» Task objective
Please state how many lines in the records that follow include "Quote", with no other output.

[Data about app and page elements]
====

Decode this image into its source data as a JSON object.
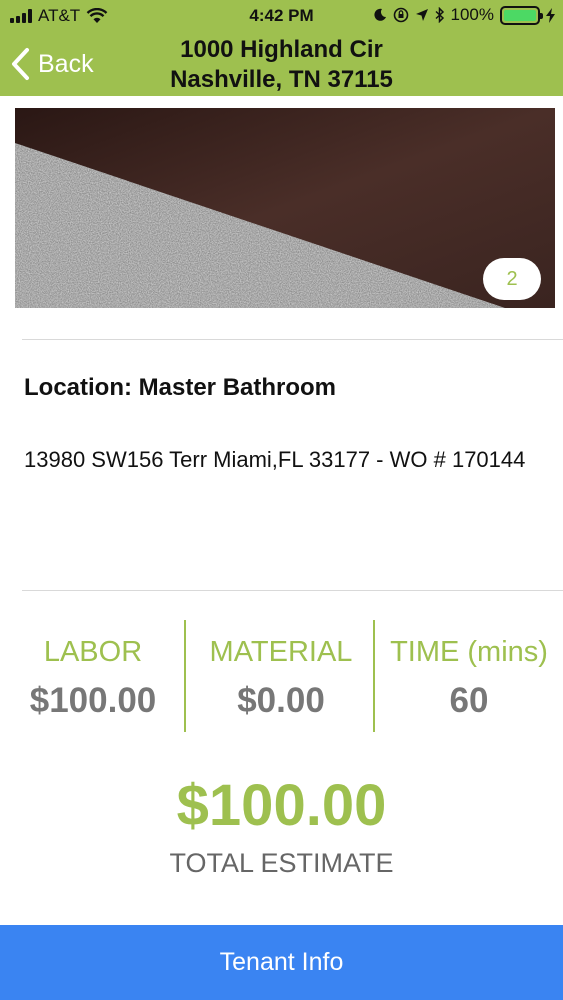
{
  "status_bar": {
    "carrier": "AT&T",
    "time": "4:42 PM",
    "battery": "100%"
  },
  "nav": {
    "back_label": "Back",
    "title_line1": "1000 Highland Cir",
    "title_line2": "Nashville, TN 37115"
  },
  "photo": {
    "count": "2"
  },
  "details": {
    "location": "Location: Master Bathroom",
    "address": "13980 SW156 Terr Miami,FL 33177 - WO # 170144"
  },
  "estimate": {
    "labor_label": "LABOR",
    "labor_value": "$100.00",
    "material_label": "MATERIAL",
    "material_value": "$0.00",
    "time_label": "TIME (mins)",
    "time_value": "60",
    "total_value": "$100.00",
    "total_label": "TOTAL ESTIMATE"
  },
  "footer": {
    "button_label": "Tenant Info"
  },
  "colors": {
    "accent": "#9ec04f",
    "button": "#3a84f2"
  }
}
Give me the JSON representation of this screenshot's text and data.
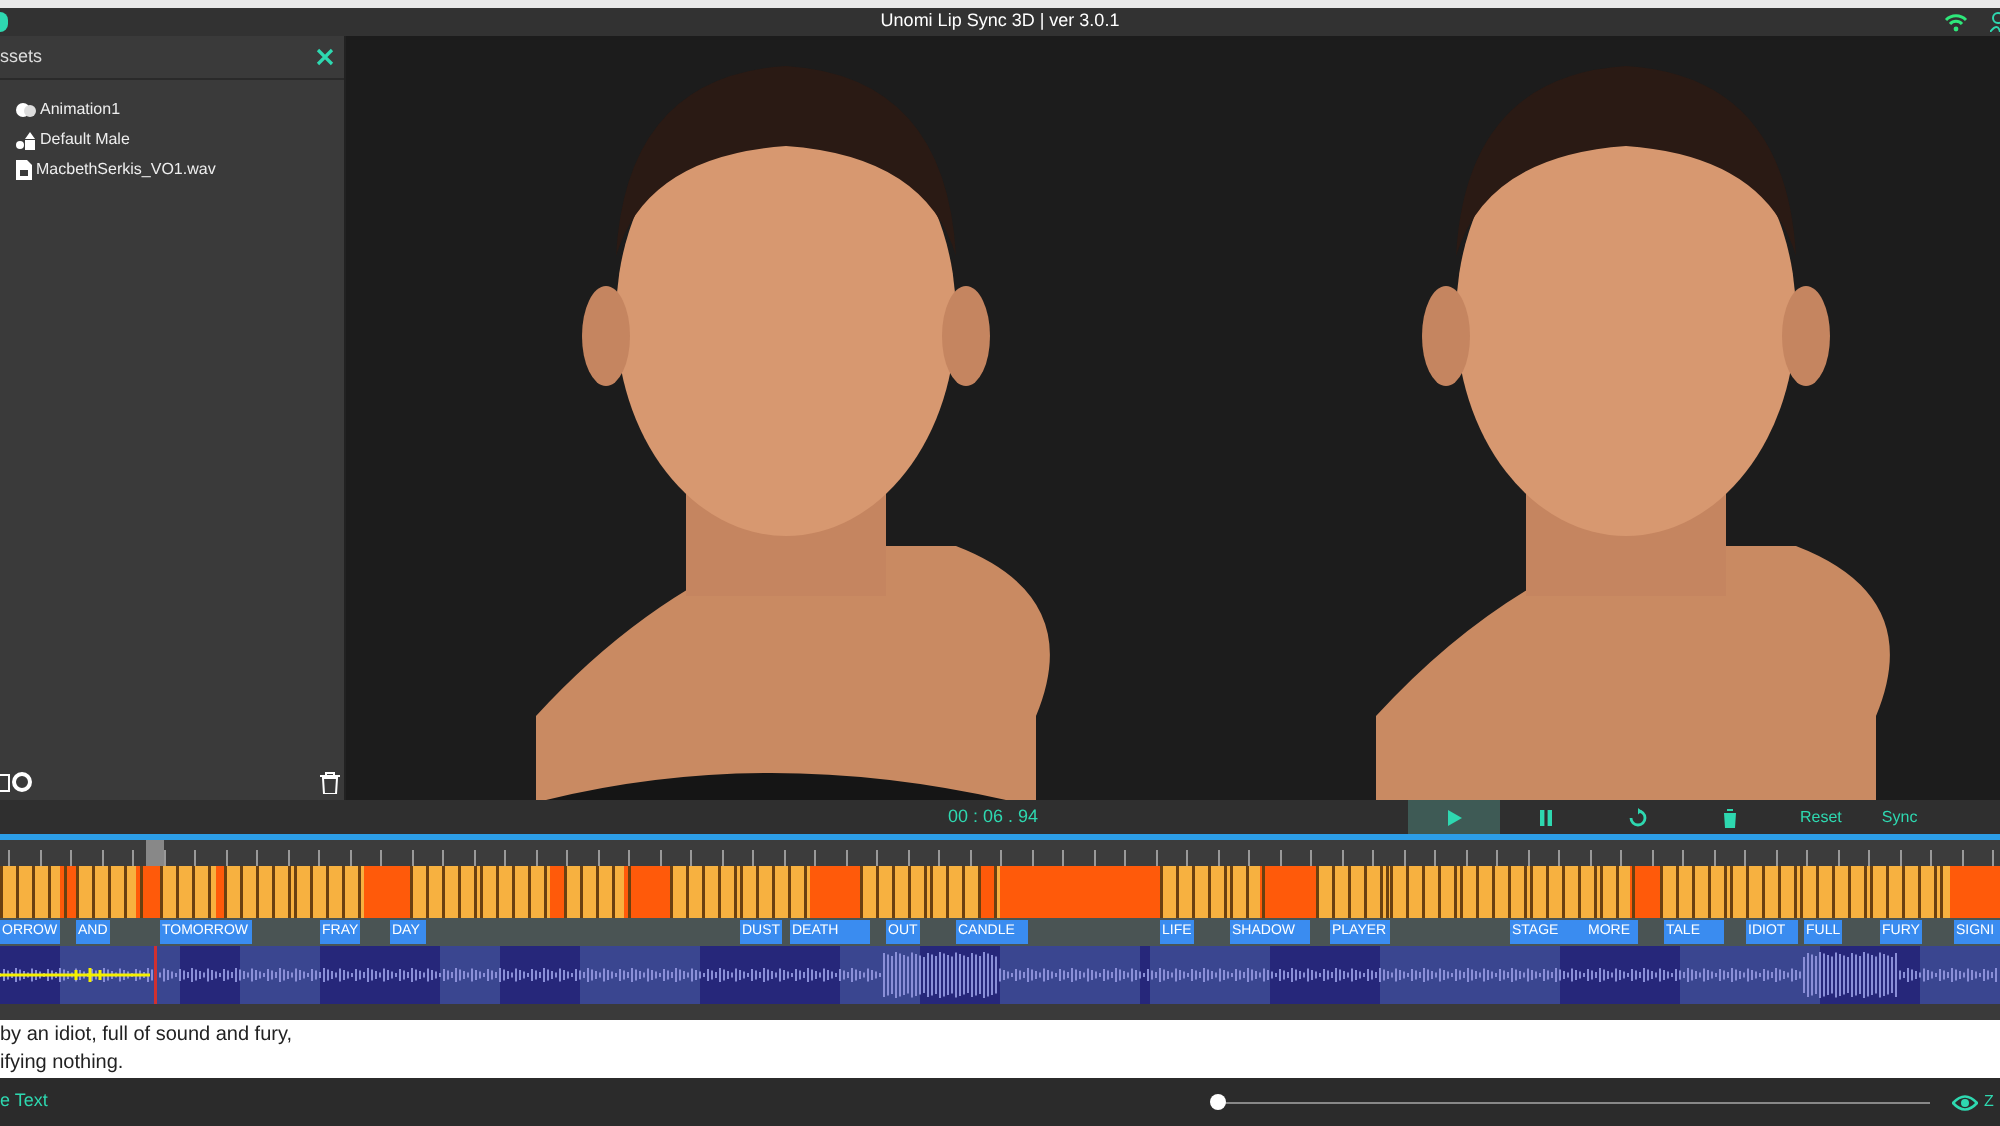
{
  "window": {
    "title": "Unomi Lip Sync 3D | ver 3.0.1"
  },
  "assets_panel": {
    "title": "ssets",
    "items": [
      {
        "kind": "animation",
        "label": "Animation1"
      },
      {
        "kind": "model",
        "label": "Default Male"
      },
      {
        "kind": "audio",
        "label": "MacbethSerkis_VO1.wav"
      }
    ]
  },
  "transport": {
    "time": "00 : 06 . 94",
    "buttons": [
      {
        "kind": "play",
        "selected": true
      },
      {
        "kind": "pause",
        "selected": false
      },
      {
        "kind": "restart",
        "selected": false
      },
      {
        "kind": "delete",
        "selected": false
      }
    ],
    "actions": [
      "Reset",
      "Sync"
    ]
  },
  "word_track": [
    "ORROW",
    "AND",
    "TOMORROW",
    "FRAY",
    "DAY",
    "DUST",
    "DEATH",
    "OUT",
    "CANDLE",
    "LIFE",
    "SHADOW",
    "PLAYER",
    "STAGE",
    "MORE",
    "TALE",
    "IDIOT",
    "FULL",
    "FURY",
    "SIGNI"
  ],
  "script_text": [
    "by an idiot, full of sound and fury,",
    "ifying nothing."
  ],
  "bottom_bar": {
    "link": "e Text",
    "zoom": {
      "level": 0,
      "label": "Z"
    }
  }
}
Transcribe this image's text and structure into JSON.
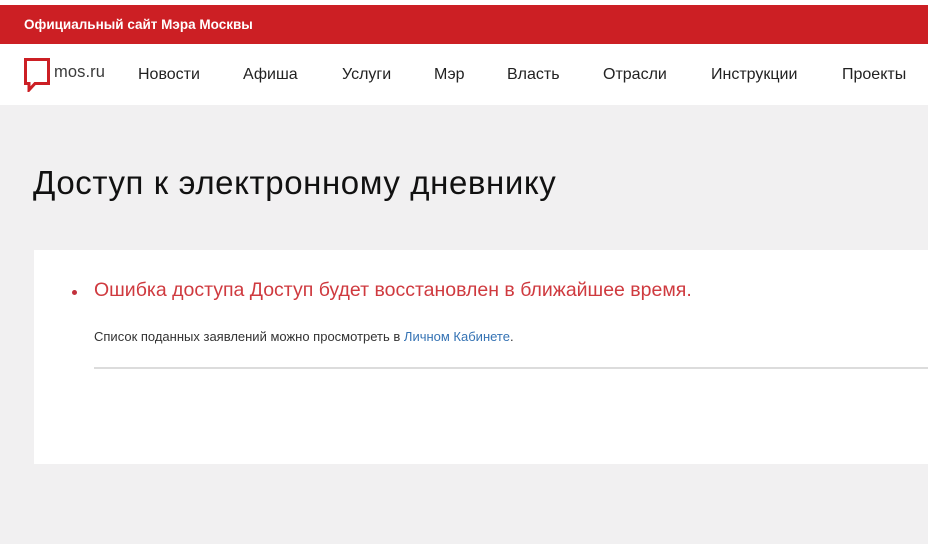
{
  "header": {
    "title": "Официальный сайт Мэра Москвы"
  },
  "nav": {
    "logo_text": "mos.ru",
    "items": [
      {
        "label": "Новости"
      },
      {
        "label": "Афиша"
      },
      {
        "label": "Услуги"
      },
      {
        "label": "Мэр"
      },
      {
        "label": "Власть"
      },
      {
        "label": "Отрасли"
      },
      {
        "label": "Инструкции"
      },
      {
        "label": "Проекты"
      }
    ]
  },
  "main": {
    "page_title": "Доступ к электронному дневнику",
    "error_message": "Ошибка доступа Доступ будет восстановлен в ближайшее время.",
    "info_text": "Список поданных заявлений можно просмотреть в ",
    "info_link": "Личном Кабинете",
    "info_end": "."
  },
  "colors": {
    "brand_red": "#cc1f24",
    "error_red": "#cf3a3f",
    "link_blue": "#3573b4",
    "page_bg": "#f1f0f1"
  },
  "icons": {
    "logo": "speech-bubble-icon"
  }
}
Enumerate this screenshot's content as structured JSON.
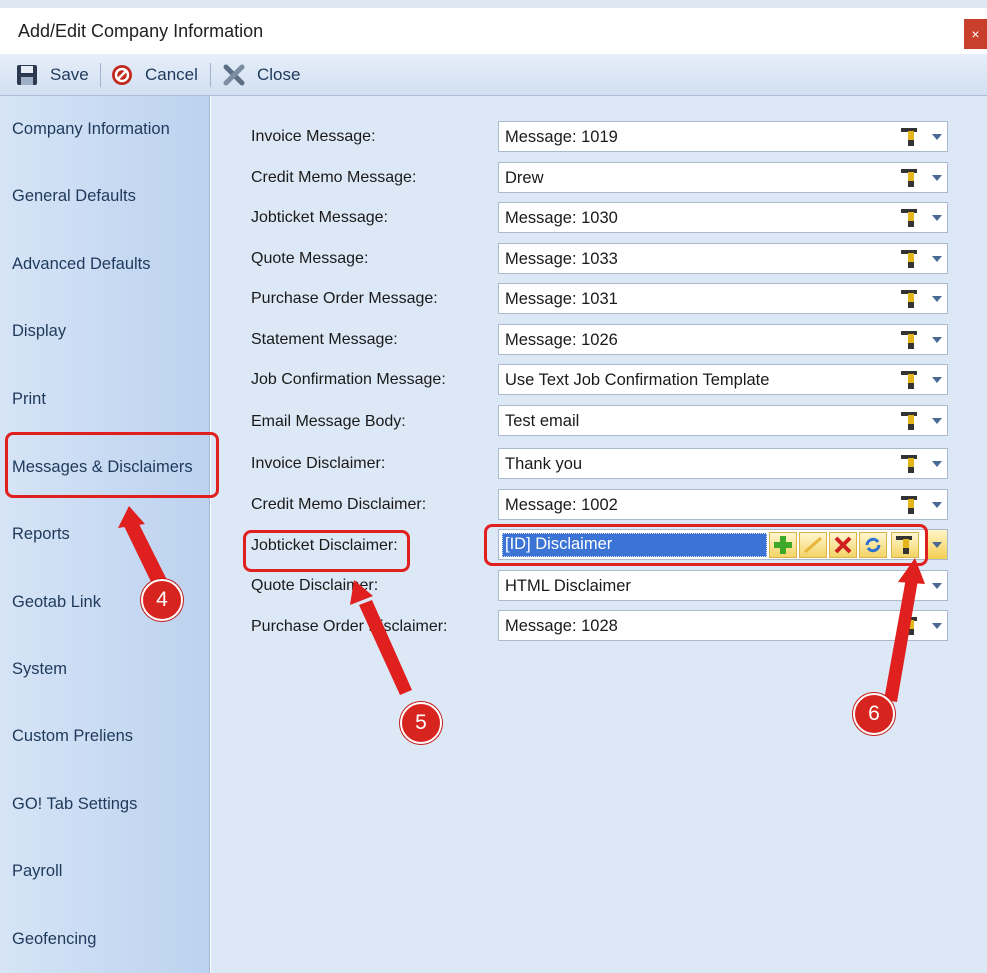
{
  "window": {
    "title": "Add/Edit Company Information",
    "close_glyph": "×"
  },
  "toolbar": {
    "save_label": "Save",
    "cancel_label": "Cancel",
    "close_label": "Close",
    "icons": [
      "floppy-disk-icon",
      "cancel-circle-icon",
      "close-x-icon"
    ]
  },
  "sidebar": {
    "items": [
      {
        "label": "Company Information"
      },
      {
        "label": "General Defaults"
      },
      {
        "label": "Advanced Defaults"
      },
      {
        "label": "Display"
      },
      {
        "label": "Print"
      },
      {
        "label": "Messages & Disclaimers",
        "selected": true
      },
      {
        "label": "Reports"
      },
      {
        "label": "Geotab Link"
      },
      {
        "label": "System"
      },
      {
        "label": "Custom Preliens"
      },
      {
        "label": "GO! Tab Settings"
      },
      {
        "label": "Payroll"
      },
      {
        "label": "Geofencing"
      }
    ]
  },
  "form": {
    "rows": [
      {
        "label": "Invoice Message:",
        "value": "Message: 1019"
      },
      {
        "label": "Credit Memo Message:",
        "value": "Drew"
      },
      {
        "label": "Jobticket Message:",
        "value": "Message: 1030"
      },
      {
        "label": "Quote Message:",
        "value": "Message: 1033"
      },
      {
        "label": "Purchase Order Message:",
        "value": "Message: 1031"
      },
      {
        "label": "Statement Message:",
        "value": "Message: 1026"
      },
      {
        "label": "Job Confirmation Message:",
        "value": "Use Text Job Confirmation Template"
      },
      {
        "label": "Email Message Body:",
        "value": "Test email"
      },
      {
        "label": "Invoice Disclaimer:",
        "value": "Thank you"
      },
      {
        "label": "Credit Memo Disclaimer:",
        "value": "Message: 1002"
      },
      {
        "label": "Jobticket Disclaimer:",
        "value": "[ID] Disclaimer",
        "active": true
      },
      {
        "label": "Quote Disclaimer:",
        "value": "HTML Disclaimer"
      },
      {
        "label": "Purchase Order Disclaimer:",
        "value": "Message: 1028"
      }
    ],
    "active_row_buttons": [
      "add-icon",
      "edit-icon",
      "delete-icon",
      "refresh-icon",
      "tools-icon"
    ]
  },
  "annotations": {
    "badges": [
      "4",
      "5",
      "6"
    ],
    "color": "#e0201e"
  },
  "colors": {
    "accent_selection": "#3b74d4",
    "sidebar_text": "#1e395b",
    "annotation_red": "#d8241f"
  }
}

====

» The answer
2